TWO thirds of the Bank of England’s monetary policy committee (MPC) still oppose moves to normalise interest rates, despite rising price pressures.
The Bank expects inflation in the coming months to exceed its February predictions, it said yesterday.
“There remained a significant risk that inflation would exceed five per cent,” the MPC’s minutes revealed.
However, voting at the Bank’s April meeting showed no change from the previous two months, and analysts see little prospect of the MPC changing its dovish approach in the near term.
“We no longer expect a 0.25 per cent hike in May and instead forecast the first rate increase to be in August,” Barclays Capital responded.

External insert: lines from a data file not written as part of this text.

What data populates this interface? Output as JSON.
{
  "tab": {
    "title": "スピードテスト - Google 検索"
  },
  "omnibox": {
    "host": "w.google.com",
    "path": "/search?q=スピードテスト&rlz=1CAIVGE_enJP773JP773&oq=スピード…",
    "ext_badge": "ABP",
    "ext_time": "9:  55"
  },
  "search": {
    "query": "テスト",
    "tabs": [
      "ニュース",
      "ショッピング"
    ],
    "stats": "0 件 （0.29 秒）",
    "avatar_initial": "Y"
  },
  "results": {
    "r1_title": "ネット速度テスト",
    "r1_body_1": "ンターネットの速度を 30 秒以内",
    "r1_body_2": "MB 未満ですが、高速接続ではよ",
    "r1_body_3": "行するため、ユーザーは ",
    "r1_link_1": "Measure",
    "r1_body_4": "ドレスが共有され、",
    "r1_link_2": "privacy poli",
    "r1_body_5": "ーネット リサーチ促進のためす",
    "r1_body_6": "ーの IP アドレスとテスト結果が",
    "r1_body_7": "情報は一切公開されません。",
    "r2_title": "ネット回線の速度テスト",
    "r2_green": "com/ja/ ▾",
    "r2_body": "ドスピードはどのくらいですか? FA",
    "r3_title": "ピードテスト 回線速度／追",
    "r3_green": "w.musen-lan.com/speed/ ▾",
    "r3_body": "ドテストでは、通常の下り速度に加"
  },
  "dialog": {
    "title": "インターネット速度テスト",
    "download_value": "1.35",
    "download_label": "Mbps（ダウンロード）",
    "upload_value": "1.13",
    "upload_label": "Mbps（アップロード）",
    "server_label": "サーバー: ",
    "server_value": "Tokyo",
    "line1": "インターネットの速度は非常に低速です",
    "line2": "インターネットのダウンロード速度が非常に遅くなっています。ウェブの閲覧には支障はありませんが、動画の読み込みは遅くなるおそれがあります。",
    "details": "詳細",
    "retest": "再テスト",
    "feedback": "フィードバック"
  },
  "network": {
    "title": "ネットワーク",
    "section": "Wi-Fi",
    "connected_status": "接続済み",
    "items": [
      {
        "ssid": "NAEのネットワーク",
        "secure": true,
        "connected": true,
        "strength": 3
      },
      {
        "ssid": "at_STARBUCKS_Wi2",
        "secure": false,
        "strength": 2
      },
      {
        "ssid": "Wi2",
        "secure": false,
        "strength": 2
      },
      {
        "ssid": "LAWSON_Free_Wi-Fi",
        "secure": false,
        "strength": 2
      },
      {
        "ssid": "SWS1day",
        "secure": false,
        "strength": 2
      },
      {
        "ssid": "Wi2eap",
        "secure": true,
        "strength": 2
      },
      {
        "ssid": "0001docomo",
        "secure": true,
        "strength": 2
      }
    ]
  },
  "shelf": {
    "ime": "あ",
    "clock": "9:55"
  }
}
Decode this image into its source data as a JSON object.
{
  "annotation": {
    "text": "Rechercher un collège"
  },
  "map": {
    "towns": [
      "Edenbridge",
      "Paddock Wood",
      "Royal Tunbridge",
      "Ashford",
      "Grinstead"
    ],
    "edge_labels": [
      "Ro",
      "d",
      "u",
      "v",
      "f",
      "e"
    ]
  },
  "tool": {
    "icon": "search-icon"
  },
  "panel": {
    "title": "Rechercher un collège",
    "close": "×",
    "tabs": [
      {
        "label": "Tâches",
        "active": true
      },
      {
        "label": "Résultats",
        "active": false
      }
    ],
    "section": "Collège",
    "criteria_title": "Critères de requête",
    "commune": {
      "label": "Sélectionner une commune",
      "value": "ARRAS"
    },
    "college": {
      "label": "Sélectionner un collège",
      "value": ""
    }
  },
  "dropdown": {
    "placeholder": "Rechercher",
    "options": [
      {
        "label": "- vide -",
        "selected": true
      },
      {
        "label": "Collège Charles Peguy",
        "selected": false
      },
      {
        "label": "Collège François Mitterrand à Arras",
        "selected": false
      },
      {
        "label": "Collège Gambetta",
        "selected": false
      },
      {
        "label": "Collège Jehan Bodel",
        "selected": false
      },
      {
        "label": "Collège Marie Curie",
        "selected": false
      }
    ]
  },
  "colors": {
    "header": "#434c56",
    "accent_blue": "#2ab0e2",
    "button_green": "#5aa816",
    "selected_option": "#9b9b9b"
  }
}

“Crucially, there is no phrase in the MPC’s minutes which suggests members are awaiting the May Inflation Report meeting as a trigger to vote for a hike,” noted Citigroup’s Michael Saunders.
“The absence of any such phrase this time reinforces the likelihood that the MPC will probably not hike in May unless new upside risks to growth or inflation emerge.”
Only three of the nine-member panel voted for a rise in rates: Andrew Sentance again favouring a 0.5 per cent hike, and Martin Weale and Spencer Dale both voting for a 0.25 per cent tightening.
Weale and Spencer “regarded the matter as finely balanced… given the weakness of the real economy and the uncertainty facing the outlook,” the minutes said.
“Clearly Dale and Weale are closer to those voting for no change than they are to Sentance on the basis of these minutes,” commented Sam Hill of RBC Capital Markets.
May’s meeting marks the end of arch-hawk Andrew Sentance’s term on the MPC. Sentance will be replaced by Goldman Sachs economist Ben Broadbent.
Chief dove Adam Posen continued to vote for more quantitative easing.